The Joe Lord core library in Kalgoorlie really rocks
A core library may not seem like a tourist attraction, yet the Joe Lord core library in Kalgoorlie is worth a visit, especially if you are like me and do not know anything about gemstones, minerals or ores.
Started in 2000 this library is a warehouse of mining and exploration samples and drill cores (some dating back 100 years) that the government and mining companies can analyse for certain minerals and ores. They also enable geologists to map what is underground is Western Australia.
People can bring in samples to the geologists and they'll identify anything of interest. Local ore was historically used to build fireplaces in old homes. These fireplaces may contain something of value. The roadbase in Kalgoorlie was originally built using local ore, until it was discovered that the road base contained gold, Kalgoorlie was literally paved with gold! Once this was identified, the roads were then ripped up and replaced.

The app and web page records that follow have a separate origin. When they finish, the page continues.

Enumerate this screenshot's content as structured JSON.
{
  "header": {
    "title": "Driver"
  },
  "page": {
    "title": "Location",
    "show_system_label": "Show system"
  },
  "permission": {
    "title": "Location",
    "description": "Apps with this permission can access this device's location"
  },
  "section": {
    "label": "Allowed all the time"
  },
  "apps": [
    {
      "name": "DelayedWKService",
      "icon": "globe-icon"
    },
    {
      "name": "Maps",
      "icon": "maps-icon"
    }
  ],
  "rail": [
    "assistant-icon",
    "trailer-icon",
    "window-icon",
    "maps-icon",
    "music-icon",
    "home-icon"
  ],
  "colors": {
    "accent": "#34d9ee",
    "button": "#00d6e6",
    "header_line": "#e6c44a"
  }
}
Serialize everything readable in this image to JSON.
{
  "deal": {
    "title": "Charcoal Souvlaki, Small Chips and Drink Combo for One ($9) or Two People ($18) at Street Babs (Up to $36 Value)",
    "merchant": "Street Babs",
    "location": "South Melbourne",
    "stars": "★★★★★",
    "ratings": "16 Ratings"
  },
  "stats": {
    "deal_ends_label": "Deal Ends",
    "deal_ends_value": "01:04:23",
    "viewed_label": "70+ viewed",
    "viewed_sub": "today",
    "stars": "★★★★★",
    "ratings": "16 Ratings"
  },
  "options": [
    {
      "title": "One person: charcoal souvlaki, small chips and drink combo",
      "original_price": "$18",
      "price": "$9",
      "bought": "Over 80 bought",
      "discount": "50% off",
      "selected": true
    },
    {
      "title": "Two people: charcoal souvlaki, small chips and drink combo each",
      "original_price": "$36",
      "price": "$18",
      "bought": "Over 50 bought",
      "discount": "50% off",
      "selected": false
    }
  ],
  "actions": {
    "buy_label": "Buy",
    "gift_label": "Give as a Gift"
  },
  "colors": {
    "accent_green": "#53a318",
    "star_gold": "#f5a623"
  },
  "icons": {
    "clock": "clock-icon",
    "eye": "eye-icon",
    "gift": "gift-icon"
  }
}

A piece of sandstone with Crinoid fossils is on display. "Several complete cups with attached arms are evident." - sign in library. The sandstone came from the Cundlego Formation in the Carnavon Basin, Western Australia.
The library has many samples that make interesting viewing and a lot of them have really attractive patterns and colourings.
Geological maps and books are available here. The staff cannot tell you where to find certain minerals, but in coming here and seeing what the different rocks look like, you can make identification easier out in the field.
As a complete novice in this area, I wasn't aware that copper and nickel ores each had different types and colourings.
Of interest, who was Joe Lord? Joseph Henry Lord (1919-1999) was Director of the Geological Survey of Western Australia (GSWA) for twenty years, from 1961.
The library is located at the corner Broadwood & Hunter Streets, West Kalgoorlie and open 8.30am - 4.30pm Monday to Friday. In December 2020 the Government allocated $7 million dollars to expand the library.